Medusa, an incurable disease that turns its victims to stone after a month or two, is sweeping the world. After a while, pharmaceutical giant Venus Gate Corporation announces that is has developed suspended animation modules that can keep the disease at bay until such a time as a cure is found. Kasumi Ishiki has won a single ticket from the lottery held for the 160 places available but is devastated that her twin sister Shizuku, who also has the disease, cannot get in. When she awakes from her suspended animation module, Kasumi awakes to find the facility massively overgrown with giant thorns and horrible monsters: just how long has she been asleep?


Spectacular, superbly animated, relentlessly paced monster movie with a slightly baffling but intriguing meta-physical climax. As a suspenseful chase movie it grabs hold and doesn’t let go; as a existential sci-fi, it just about presents the explanation in a manner you can understand (so better than most Japanese animations, then) but it still comes across as somewhat obtuse and requires post-movie consideration to see that the makers probably did know what they were doing.

This movie contains suicide themes and extremely gory violence, unpleasant and extremely gory scenes and non-sexual nudity.

Paranoia Agent (2004) – 8/10 difficult-to-categorise psychological crime anime review

Cast / crew
Writer (Original Story): Satoshi Kon
Screenplay Developer: Seishi Minakami
Developer: Seishi Minakami
Director: Satoshi Kon

Paranoia Agent (2004)

Tsukiko Sagi is a character designer under pressure to follow up her huge success with the cute Maromi. Her success and innocent demeanour mean she isn’t liked at work. On her way home one evening, she sees and is scared by a homeless old woman but is then attacked in a nearby car park by a boy with a bent baseball bat and golden inline skates. Her attack and "Lil’ Slugger" make the news but some people aren’t convinced it really happened. One of the policemen assigned believes her, one doesn’t and there is a disblieving gossip journalist, with pressures of his own, sniffing around trying to make a story.


"They will never get an answer no matter how hard they try to analyze it." – Paranoia Agent creator / director Satoshi Kon.

And so this instant-classic anime is what you make of it. While the Satoshi Kon quote above is talking specifically about the regular opening sequence (featuring all the characters in the show laughing), it does apply to the series as a whole.

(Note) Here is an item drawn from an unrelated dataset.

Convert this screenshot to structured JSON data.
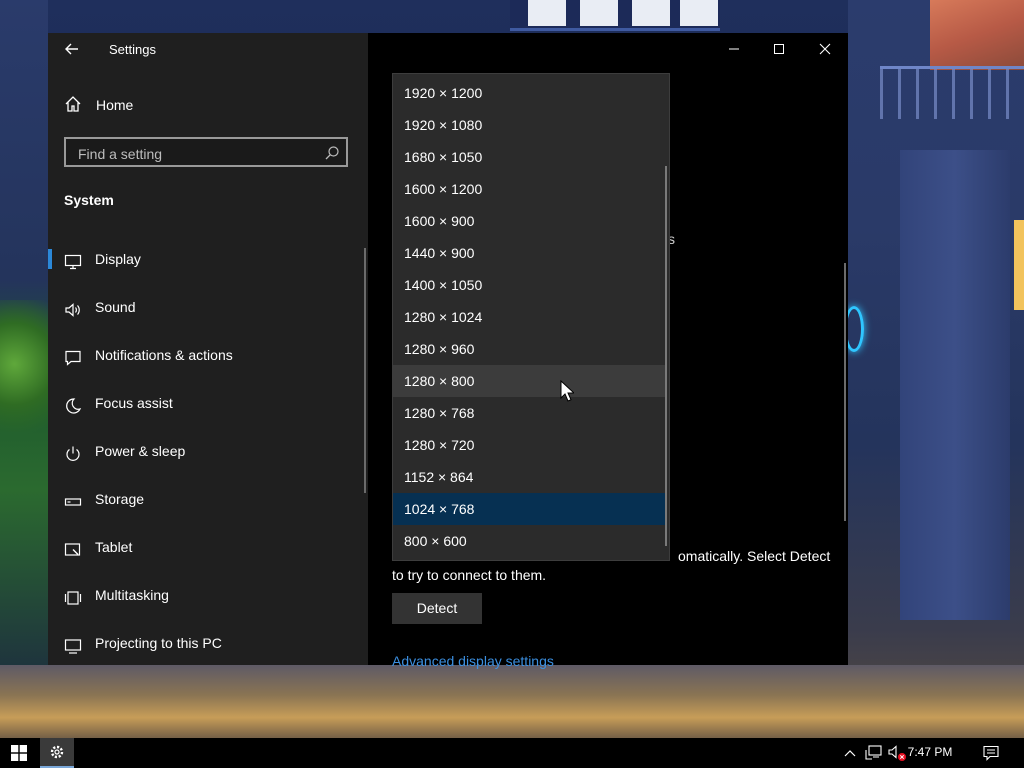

There is a series-long story-line, there is much food for thought, the animation is reference quality, the subject unusual and ambitious and you can get answers but you won’t find the answers Kon put in there… because he didn’t.

This series contains adult dialogue and strong violence, unpleasant and very gory scenes, gory and distressing scene involving the death of a dog, teenage suicide and sex scenes, references to paedophilia.

Classified 18 by BBFC. Suitable only for persons of 18 years and over.